> [EXERCISE BRIEF]: How many lines below contain the word "Microsoft"? Reply solely with the number.
========
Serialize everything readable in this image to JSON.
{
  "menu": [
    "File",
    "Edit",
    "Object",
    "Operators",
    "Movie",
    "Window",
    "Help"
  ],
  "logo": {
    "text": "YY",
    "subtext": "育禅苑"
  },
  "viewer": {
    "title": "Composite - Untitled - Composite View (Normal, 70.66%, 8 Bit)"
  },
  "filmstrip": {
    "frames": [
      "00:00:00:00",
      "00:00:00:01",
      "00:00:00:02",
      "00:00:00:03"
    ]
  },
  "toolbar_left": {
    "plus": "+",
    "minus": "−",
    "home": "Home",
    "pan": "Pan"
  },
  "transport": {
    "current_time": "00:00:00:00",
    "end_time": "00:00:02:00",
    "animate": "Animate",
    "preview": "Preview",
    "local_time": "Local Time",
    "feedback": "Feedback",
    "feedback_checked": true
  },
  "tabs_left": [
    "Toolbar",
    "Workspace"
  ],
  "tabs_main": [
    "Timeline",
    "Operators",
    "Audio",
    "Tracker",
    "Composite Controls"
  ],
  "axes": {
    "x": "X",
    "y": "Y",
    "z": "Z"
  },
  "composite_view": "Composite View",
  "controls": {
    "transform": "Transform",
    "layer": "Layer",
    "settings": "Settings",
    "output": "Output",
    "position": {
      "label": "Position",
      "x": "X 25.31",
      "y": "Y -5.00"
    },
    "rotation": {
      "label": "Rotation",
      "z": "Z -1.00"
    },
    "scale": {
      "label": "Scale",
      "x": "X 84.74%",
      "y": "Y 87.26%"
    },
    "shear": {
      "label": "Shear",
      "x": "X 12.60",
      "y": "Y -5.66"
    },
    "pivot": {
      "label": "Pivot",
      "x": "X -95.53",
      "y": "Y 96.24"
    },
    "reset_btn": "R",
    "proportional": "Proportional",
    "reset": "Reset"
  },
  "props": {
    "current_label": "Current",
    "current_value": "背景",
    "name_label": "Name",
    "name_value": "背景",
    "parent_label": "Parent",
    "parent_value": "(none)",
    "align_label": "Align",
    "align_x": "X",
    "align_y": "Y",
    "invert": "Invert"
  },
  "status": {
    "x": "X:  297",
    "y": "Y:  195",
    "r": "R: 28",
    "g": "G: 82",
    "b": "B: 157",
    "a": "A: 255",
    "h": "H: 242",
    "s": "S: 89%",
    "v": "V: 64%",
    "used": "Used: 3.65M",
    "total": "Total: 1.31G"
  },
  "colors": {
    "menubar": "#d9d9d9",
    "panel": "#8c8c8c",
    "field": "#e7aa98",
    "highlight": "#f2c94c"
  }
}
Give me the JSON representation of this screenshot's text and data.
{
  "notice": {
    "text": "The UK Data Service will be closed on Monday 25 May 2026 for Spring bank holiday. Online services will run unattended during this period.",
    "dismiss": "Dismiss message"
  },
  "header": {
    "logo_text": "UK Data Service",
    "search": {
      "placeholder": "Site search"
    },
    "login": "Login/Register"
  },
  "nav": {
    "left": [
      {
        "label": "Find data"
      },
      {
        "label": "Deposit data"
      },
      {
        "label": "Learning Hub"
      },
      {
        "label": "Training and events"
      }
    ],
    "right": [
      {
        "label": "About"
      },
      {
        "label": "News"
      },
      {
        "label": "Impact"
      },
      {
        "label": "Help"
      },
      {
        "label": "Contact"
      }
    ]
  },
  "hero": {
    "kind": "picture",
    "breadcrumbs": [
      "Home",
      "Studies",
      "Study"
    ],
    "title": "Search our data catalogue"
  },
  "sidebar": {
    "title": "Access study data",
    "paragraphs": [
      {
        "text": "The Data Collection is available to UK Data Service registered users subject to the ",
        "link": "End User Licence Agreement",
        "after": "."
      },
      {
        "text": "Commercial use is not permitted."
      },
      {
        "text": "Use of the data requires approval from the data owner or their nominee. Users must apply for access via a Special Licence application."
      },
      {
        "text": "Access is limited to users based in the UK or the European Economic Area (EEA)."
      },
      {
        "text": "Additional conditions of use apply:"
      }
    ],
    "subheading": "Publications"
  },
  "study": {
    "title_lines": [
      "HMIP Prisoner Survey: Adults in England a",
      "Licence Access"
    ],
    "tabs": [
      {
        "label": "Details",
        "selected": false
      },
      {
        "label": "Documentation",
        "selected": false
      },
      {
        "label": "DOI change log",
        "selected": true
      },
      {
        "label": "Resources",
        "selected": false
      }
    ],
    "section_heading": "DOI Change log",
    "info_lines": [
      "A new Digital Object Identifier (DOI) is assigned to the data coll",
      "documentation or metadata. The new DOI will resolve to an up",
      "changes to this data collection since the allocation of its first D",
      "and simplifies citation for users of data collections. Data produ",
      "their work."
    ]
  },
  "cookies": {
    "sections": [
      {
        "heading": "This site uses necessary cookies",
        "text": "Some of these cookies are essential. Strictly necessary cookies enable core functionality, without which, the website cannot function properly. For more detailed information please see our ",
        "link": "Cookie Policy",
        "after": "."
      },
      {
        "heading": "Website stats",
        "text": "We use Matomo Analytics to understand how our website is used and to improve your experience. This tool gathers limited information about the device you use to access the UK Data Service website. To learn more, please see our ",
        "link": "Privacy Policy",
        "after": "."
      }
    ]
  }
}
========
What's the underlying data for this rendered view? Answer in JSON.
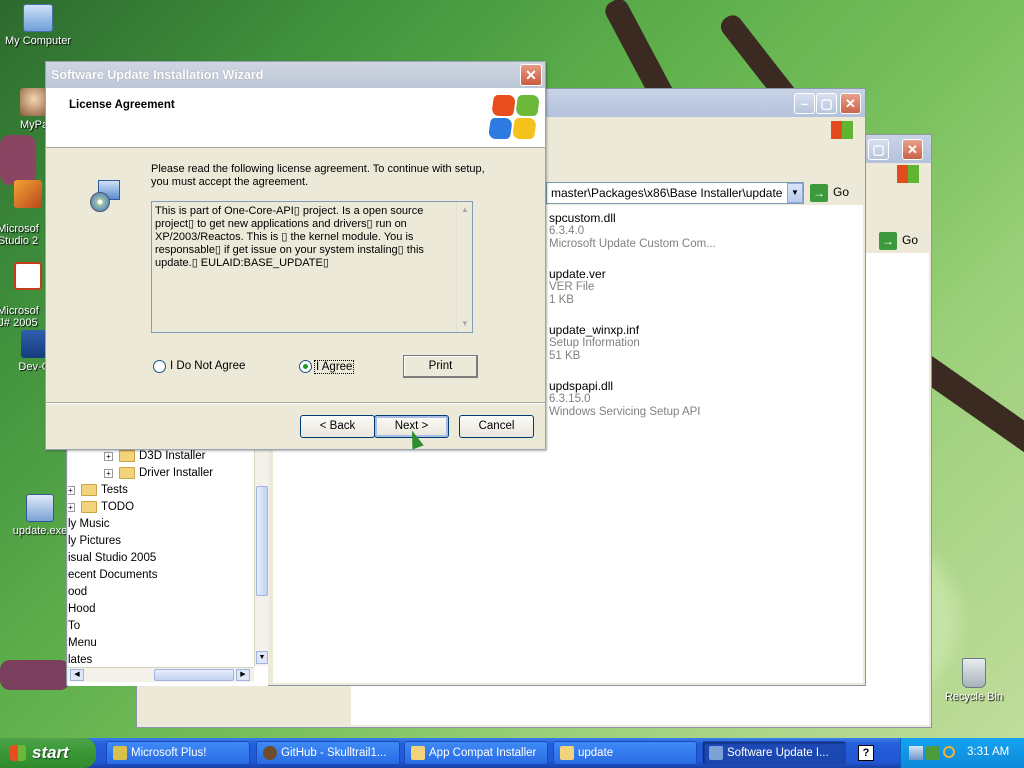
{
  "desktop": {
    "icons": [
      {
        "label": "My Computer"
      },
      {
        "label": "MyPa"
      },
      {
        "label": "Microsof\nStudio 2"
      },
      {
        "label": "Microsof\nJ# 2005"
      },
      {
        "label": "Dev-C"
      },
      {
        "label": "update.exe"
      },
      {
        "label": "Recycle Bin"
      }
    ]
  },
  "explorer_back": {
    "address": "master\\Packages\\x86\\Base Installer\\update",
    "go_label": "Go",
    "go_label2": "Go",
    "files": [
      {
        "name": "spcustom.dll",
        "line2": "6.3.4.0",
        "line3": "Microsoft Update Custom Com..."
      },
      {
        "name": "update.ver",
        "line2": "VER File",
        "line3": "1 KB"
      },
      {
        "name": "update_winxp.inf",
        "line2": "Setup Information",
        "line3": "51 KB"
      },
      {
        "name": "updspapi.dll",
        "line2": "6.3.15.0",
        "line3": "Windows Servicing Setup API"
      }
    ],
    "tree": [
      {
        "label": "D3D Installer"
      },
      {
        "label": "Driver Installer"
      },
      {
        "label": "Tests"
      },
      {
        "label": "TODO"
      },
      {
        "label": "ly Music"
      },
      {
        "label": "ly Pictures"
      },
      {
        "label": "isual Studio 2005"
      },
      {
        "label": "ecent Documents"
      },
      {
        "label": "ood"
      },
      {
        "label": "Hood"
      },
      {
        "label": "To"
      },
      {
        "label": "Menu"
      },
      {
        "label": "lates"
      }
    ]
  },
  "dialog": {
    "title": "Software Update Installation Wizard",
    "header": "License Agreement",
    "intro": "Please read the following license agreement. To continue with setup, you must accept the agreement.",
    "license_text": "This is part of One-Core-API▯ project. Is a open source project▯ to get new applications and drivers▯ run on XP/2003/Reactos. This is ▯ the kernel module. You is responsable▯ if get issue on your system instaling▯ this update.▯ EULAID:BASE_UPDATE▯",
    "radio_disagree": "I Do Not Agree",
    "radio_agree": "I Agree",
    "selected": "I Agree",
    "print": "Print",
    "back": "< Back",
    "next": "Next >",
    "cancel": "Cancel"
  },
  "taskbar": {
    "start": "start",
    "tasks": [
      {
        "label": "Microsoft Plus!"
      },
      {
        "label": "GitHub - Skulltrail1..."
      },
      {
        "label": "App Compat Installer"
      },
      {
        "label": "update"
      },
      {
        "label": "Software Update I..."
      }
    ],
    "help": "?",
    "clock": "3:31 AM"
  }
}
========
> [ANSWER]: 2